The ancient Greek physician, philosopher and naturalist Hippocrates once said, “Use wit in your dealings with patients because dourness is repulsive both to the healthy and the sick.”
No one wants to be called dour, especially your medical organization.
Medical organizations are impersonal. That’s what most think, no?
Humor can have its place in medicine, both bedside from the provider and online from the medical marketer, with appropriate context and prudent timing. Wit can convey caring, encourage online interaction with your brand, and ease a patient’s preconceived notions. Used appropriately, it can create an affinity between patient and organization and can develop rapport, while maintaining the integrity of the organization.
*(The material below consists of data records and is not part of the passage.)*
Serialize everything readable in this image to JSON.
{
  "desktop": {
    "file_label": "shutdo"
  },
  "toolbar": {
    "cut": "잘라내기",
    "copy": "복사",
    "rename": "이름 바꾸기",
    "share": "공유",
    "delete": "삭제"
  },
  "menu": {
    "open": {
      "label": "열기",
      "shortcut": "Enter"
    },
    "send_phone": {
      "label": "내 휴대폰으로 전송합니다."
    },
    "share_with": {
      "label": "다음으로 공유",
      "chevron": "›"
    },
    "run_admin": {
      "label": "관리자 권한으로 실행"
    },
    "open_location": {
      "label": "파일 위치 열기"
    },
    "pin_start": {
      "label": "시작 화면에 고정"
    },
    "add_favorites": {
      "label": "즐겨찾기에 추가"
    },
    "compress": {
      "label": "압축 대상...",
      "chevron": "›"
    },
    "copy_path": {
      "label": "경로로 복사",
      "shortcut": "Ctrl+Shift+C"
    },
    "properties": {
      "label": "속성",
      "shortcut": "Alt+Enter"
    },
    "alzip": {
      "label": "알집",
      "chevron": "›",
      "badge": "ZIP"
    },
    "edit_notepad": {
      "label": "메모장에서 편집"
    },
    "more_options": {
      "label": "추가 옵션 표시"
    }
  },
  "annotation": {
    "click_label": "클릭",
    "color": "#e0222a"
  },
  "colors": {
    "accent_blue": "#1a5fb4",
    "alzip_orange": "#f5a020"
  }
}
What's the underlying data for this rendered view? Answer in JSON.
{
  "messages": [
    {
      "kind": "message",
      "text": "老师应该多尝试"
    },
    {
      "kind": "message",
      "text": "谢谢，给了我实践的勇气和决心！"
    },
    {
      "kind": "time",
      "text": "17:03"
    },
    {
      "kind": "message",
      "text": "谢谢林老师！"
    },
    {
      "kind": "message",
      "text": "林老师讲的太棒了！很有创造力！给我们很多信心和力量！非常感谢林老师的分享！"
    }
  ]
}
Here are a few guidelines for incorporating humor in your online marketing:
Go for mild. You don’t have to dig deep or dirty to strike comedic gold. Simple jokes, cartoons and plays on words will get reaction from your audience. People like “humerus” content.
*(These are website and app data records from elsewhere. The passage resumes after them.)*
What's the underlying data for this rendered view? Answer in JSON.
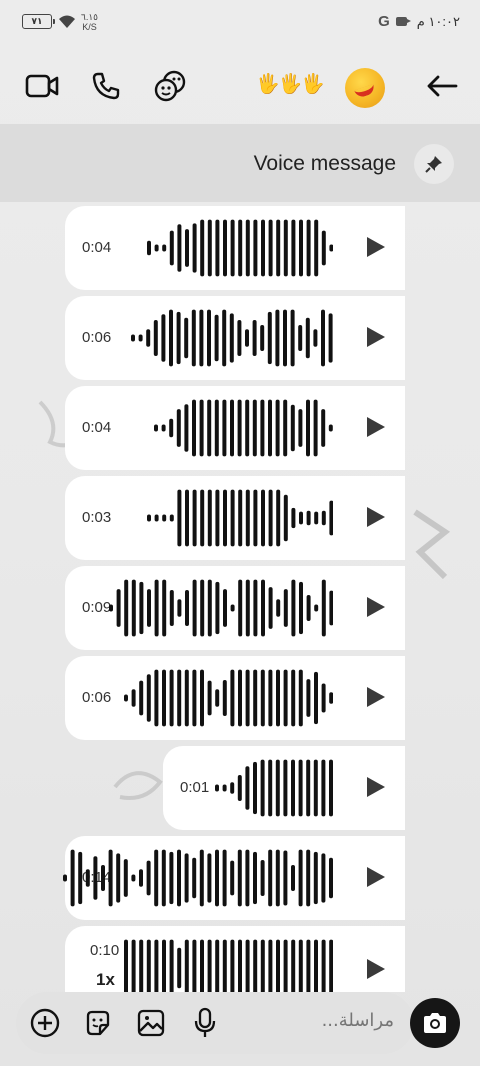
{
  "status_bar": {
    "battery_level": "٧١",
    "net_speed_value": "٦.١٥",
    "net_speed_unit": "K/S",
    "google_letter": "G",
    "time": "١٠:٠٢ م"
  },
  "header": {
    "reaction_emoji": "🖐🖐🖐",
    "icons": [
      "video-call-icon",
      "phone-icon",
      "stickers-icon",
      "back-arrow-icon"
    ]
  },
  "pinned": {
    "label": "Voice message"
  },
  "messages": [
    {
      "duration": "0:04",
      "bars": [
        0.25,
        0.12,
        0.12,
        0.6,
        0.82,
        0.65,
        0.85,
        0.98,
        0.98,
        0.98,
        0.98,
        0.98,
        0.98,
        0.98,
        0.98,
        0.98,
        0.98,
        0.98,
        0.98,
        0.98,
        0.98,
        0.98,
        0.98,
        0.6,
        0.12
      ]
    },
    {
      "duration": "0:06",
      "bars": [
        0.12,
        0.12,
        0.3,
        0.62,
        0.82,
        0.98,
        0.9,
        0.7,
        0.98,
        0.98,
        0.98,
        0.8,
        0.98,
        0.85,
        0.62,
        0.3,
        0.62,
        0.45,
        0.9,
        0.98,
        0.98,
        0.98,
        0.45,
        0.7,
        0.3,
        0.98,
        0.85
      ]
    },
    {
      "duration": "0:04",
      "bars": [
        0.12,
        0.12,
        0.32,
        0.65,
        0.82,
        0.98,
        0.98,
        0.98,
        0.98,
        0.98,
        0.98,
        0.98,
        0.98,
        0.98,
        0.98,
        0.98,
        0.98,
        0.98,
        0.8,
        0.65,
        0.98,
        0.98,
        0.65,
        0.12
      ]
    },
    {
      "duration": "0:03",
      "bars": [
        0.12,
        0.12,
        0.12,
        0.12,
        0.98,
        0.98,
        0.98,
        0.98,
        0.98,
        0.98,
        0.98,
        0.98,
        0.98,
        0.98,
        0.98,
        0.98,
        0.98,
        0.98,
        0.8,
        0.35,
        0.22,
        0.25,
        0.22,
        0.25,
        0.6
      ]
    },
    {
      "duration": "0:09",
      "bars": [
        0.12,
        0.65,
        0.98,
        0.98,
        0.9,
        0.65,
        0.98,
        0.98,
        0.62,
        0.3,
        0.62,
        0.98,
        0.98,
        0.98,
        0.9,
        0.65,
        0.12,
        0.98,
        0.98,
        0.98,
        0.98,
        0.72,
        0.3,
        0.65,
        0.98,
        0.9,
        0.45,
        0.12,
        0.98,
        0.6
      ]
    },
    {
      "duration": "0:06",
      "bars": [
        0.12,
        0.3,
        0.6,
        0.82,
        0.98,
        0.98,
        0.98,
        0.98,
        0.98,
        0.98,
        0.98,
        0.6,
        0.3,
        0.62,
        0.98,
        0.98,
        0.98,
        0.98,
        0.98,
        0.98,
        0.98,
        0.98,
        0.98,
        0.98,
        0.65,
        0.9,
        0.5,
        0.2
      ]
    },
    {
      "duration": "0:01",
      "bars": [
        0.12,
        0.12,
        0.2,
        0.45,
        0.75,
        0.9,
        0.98,
        0.98,
        0.98,
        0.98,
        0.98,
        0.98,
        0.98,
        0.98,
        0.98,
        0.98
      ]
    },
    {
      "duration": "0:14",
      "bars": [
        0.12,
        0.98,
        0.9,
        0.3,
        0.75,
        0.45,
        0.98,
        0.85,
        0.65,
        0.12,
        0.3,
        0.6,
        0.98,
        0.98,
        0.9,
        0.98,
        0.85,
        0.7,
        0.98,
        0.85,
        0.98,
        0.98,
        0.6,
        0.98,
        0.98,
        0.9,
        0.62,
        0.98,
        0.98,
        0.95,
        0.45,
        0.98,
        0.98,
        0.9,
        0.85,
        0.7
      ]
    }
  ],
  "last_message": {
    "duration": "0:10",
    "speed": "1x",
    "bars": [
      0.98,
      0.98,
      0.98,
      0.98,
      0.98,
      0.98,
      0.98,
      0.7,
      0.98,
      0.98,
      0.98,
      0.98,
      0.98,
      0.98,
      0.98,
      0.98,
      0.98,
      0.98,
      0.98,
      0.98,
      0.98,
      0.98,
      0.98,
      0.98,
      0.98,
      0.98,
      0.98,
      0.98
    ]
  },
  "composer": {
    "placeholder": "مراسلة...",
    "icons": [
      "add-icon",
      "sticker-icon",
      "gallery-icon",
      "microphone-icon",
      "camera-icon"
    ]
  },
  "colors": {
    "background": "#e8e8e8",
    "bubble": "#ffffff",
    "waveform": "#111111",
    "camera_button": "#161616"
  }
}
Keep the jokes appropriate. Clearly you shouldn’t post anything that could even mildly offend someone, or wisecracks between staffers. Think patient-friendly and happy.
Make it a special treat. When you have too much chocolate, you don’t want any more, right? Use humor sparingly and unexpectedly to really catch attention.
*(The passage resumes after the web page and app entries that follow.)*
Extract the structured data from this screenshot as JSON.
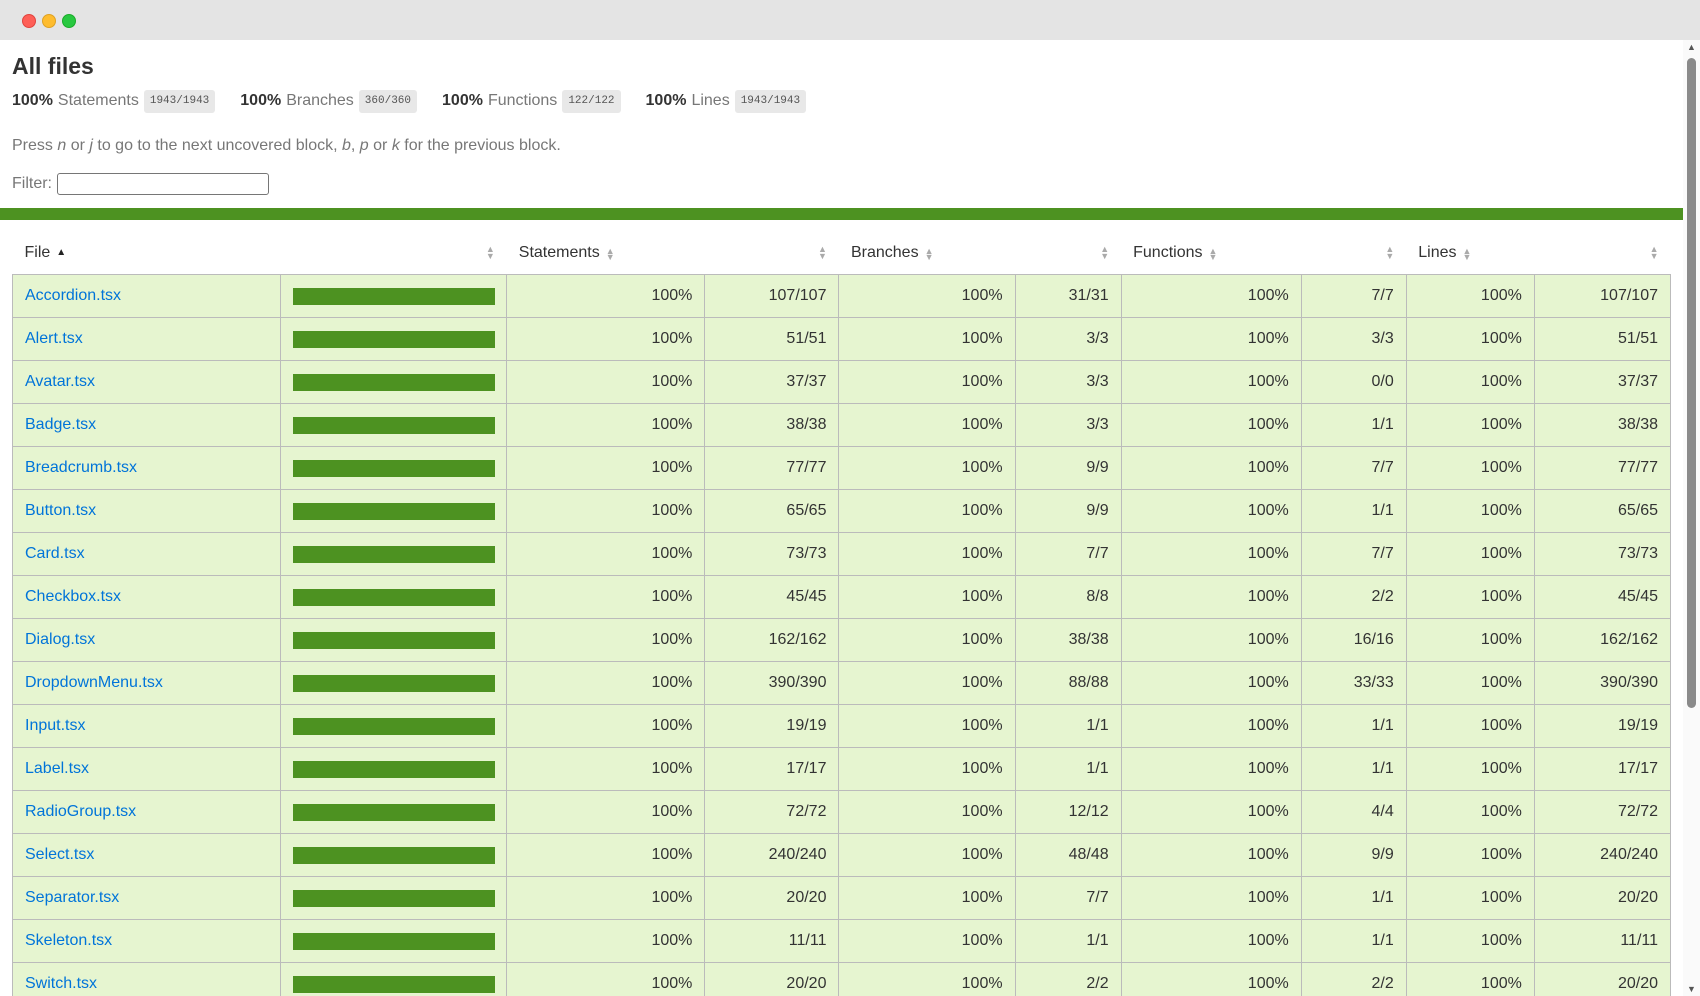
{
  "page": {
    "title": "All files",
    "hint_parts": [
      "Press ",
      "n",
      " or ",
      "j",
      " to go to the next uncovered block, ",
      "b",
      ", ",
      "p",
      " or ",
      "k",
      " for the previous block."
    ],
    "filter_label": "Filter:",
    "filter_value": ""
  },
  "summary": [
    {
      "pct": "100%",
      "name": "Statements",
      "frac": "1943/1943"
    },
    {
      "pct": "100%",
      "name": "Branches",
      "frac": "360/360"
    },
    {
      "pct": "100%",
      "name": "Functions",
      "frac": "122/122"
    },
    {
      "pct": "100%",
      "name": "Lines",
      "frac": "1943/1943"
    }
  ],
  "table": {
    "headers": {
      "file": "File",
      "statements": "Statements",
      "branches": "Branches",
      "functions": "Functions",
      "lines": "Lines"
    },
    "rows": [
      {
        "file": "Accordion.tsx",
        "coverage": 1.0,
        "stmt_pct": "100%",
        "stmt": "107/107",
        "br_pct": "100%",
        "br": "31/31",
        "fn_pct": "100%",
        "fn": "7/7",
        "ln_pct": "100%",
        "ln": "107/107"
      },
      {
        "file": "Alert.tsx",
        "coverage": 1.0,
        "stmt_pct": "100%",
        "stmt": "51/51",
        "br_pct": "100%",
        "br": "3/3",
        "fn_pct": "100%",
        "fn": "3/3",
        "ln_pct": "100%",
        "ln": "51/51"
      },
      {
        "file": "Avatar.tsx",
        "coverage": 1.0,
        "stmt_pct": "100%",
        "stmt": "37/37",
        "br_pct": "100%",
        "br": "3/3",
        "fn_pct": "100%",
        "fn": "0/0",
        "ln_pct": "100%",
        "ln": "37/37"
      },
      {
        "file": "Badge.tsx",
        "coverage": 1.0,
        "stmt_pct": "100%",
        "stmt": "38/38",
        "br_pct": "100%",
        "br": "3/3",
        "fn_pct": "100%",
        "fn": "1/1",
        "ln_pct": "100%",
        "ln": "38/38"
      },
      {
        "file": "Breadcrumb.tsx",
        "coverage": 1.0,
        "stmt_pct": "100%",
        "stmt": "77/77",
        "br_pct": "100%",
        "br": "9/9",
        "fn_pct": "100%",
        "fn": "7/7",
        "ln_pct": "100%",
        "ln": "77/77"
      },
      {
        "file": "Button.tsx",
        "coverage": 1.0,
        "stmt_pct": "100%",
        "stmt": "65/65",
        "br_pct": "100%",
        "br": "9/9",
        "fn_pct": "100%",
        "fn": "1/1",
        "ln_pct": "100%",
        "ln": "65/65"
      },
      {
        "file": "Card.tsx",
        "coverage": 1.0,
        "stmt_pct": "100%",
        "stmt": "73/73",
        "br_pct": "100%",
        "br": "7/7",
        "fn_pct": "100%",
        "fn": "7/7",
        "ln_pct": "100%",
        "ln": "73/73"
      },
      {
        "file": "Checkbox.tsx",
        "coverage": 1.0,
        "stmt_pct": "100%",
        "stmt": "45/45",
        "br_pct": "100%",
        "br": "8/8",
        "fn_pct": "100%",
        "fn": "2/2",
        "ln_pct": "100%",
        "ln": "45/45"
      },
      {
        "file": "Dialog.tsx",
        "coverage": 1.0,
        "stmt_pct": "100%",
        "stmt": "162/162",
        "br_pct": "100%",
        "br": "38/38",
        "fn_pct": "100%",
        "fn": "16/16",
        "ln_pct": "100%",
        "ln": "162/162"
      },
      {
        "file": "DropdownMenu.tsx",
        "coverage": 1.0,
        "stmt_pct": "100%",
        "stmt": "390/390",
        "br_pct": "100%",
        "br": "88/88",
        "fn_pct": "100%",
        "fn": "33/33",
        "ln_pct": "100%",
        "ln": "390/390"
      },
      {
        "file": "Input.tsx",
        "coverage": 1.0,
        "stmt_pct": "100%",
        "stmt": "19/19",
        "br_pct": "100%",
        "br": "1/1",
        "fn_pct": "100%",
        "fn": "1/1",
        "ln_pct": "100%",
        "ln": "19/19"
      },
      {
        "file": "Label.tsx",
        "coverage": 1.0,
        "stmt_pct": "100%",
        "stmt": "17/17",
        "br_pct": "100%",
        "br": "1/1",
        "fn_pct": "100%",
        "fn": "1/1",
        "ln_pct": "100%",
        "ln": "17/17"
      },
      {
        "file": "RadioGroup.tsx",
        "coverage": 1.0,
        "stmt_pct": "100%",
        "stmt": "72/72",
        "br_pct": "100%",
        "br": "12/12",
        "fn_pct": "100%",
        "fn": "4/4",
        "ln_pct": "100%",
        "ln": "72/72"
      },
      {
        "file": "Select.tsx",
        "coverage": 1.0,
        "stmt_pct": "100%",
        "stmt": "240/240",
        "br_pct": "100%",
        "br": "48/48",
        "fn_pct": "100%",
        "fn": "9/9",
        "ln_pct": "100%",
        "ln": "240/240"
      },
      {
        "file": "Separator.tsx",
        "coverage": 1.0,
        "stmt_pct": "100%",
        "stmt": "20/20",
        "br_pct": "100%",
        "br": "7/7",
        "fn_pct": "100%",
        "fn": "1/1",
        "ln_pct": "100%",
        "ln": "20/20"
      },
      {
        "file": "Skeleton.tsx",
        "coverage": 1.0,
        "stmt_pct": "100%",
        "stmt": "11/11",
        "br_pct": "100%",
        "br": "1/1",
        "fn_pct": "100%",
        "fn": "1/1",
        "ln_pct": "100%",
        "ln": "11/11"
      },
      {
        "file": "Switch.tsx",
        "coverage": 1.0,
        "stmt_pct": "100%",
        "stmt": "20/20",
        "br_pct": "100%",
        "br": "2/2",
        "fn_pct": "100%",
        "fn": "2/2",
        "ln_pct": "100%",
        "ln": "20/20"
      }
    ]
  },
  "colors": {
    "high_fill": "#4d9221",
    "high_row_bg": "#e6f5d0",
    "link": "#0074d9"
  }
}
Stay brief. Short and witty quotes are popular for a reason: They’re easy to read and digest, so people can move on with their day. Twitter is a great platform for funny one-liners.
Make it visual. Pinterest offers a trove of medical comedy. Though you’ll have to pick and choose, it’s a great source to discover, showcase and promote humor. You can share your pins and images across your social media platforms.
It doesn’t have to be original. Originality is great, but we’re busy people. If you borrow funny content, cite your source.
As marketers we know that audiences tend to be more responsive to brands that they see as friendly and trustworthy. Sure, they want medical information, but a good social media account will also entertain. People want to interact with companies that take on a moderately human personality; no one wants to talk to a robot.
Tickle their funny bone just a bit, and they’ll keep coming back for more.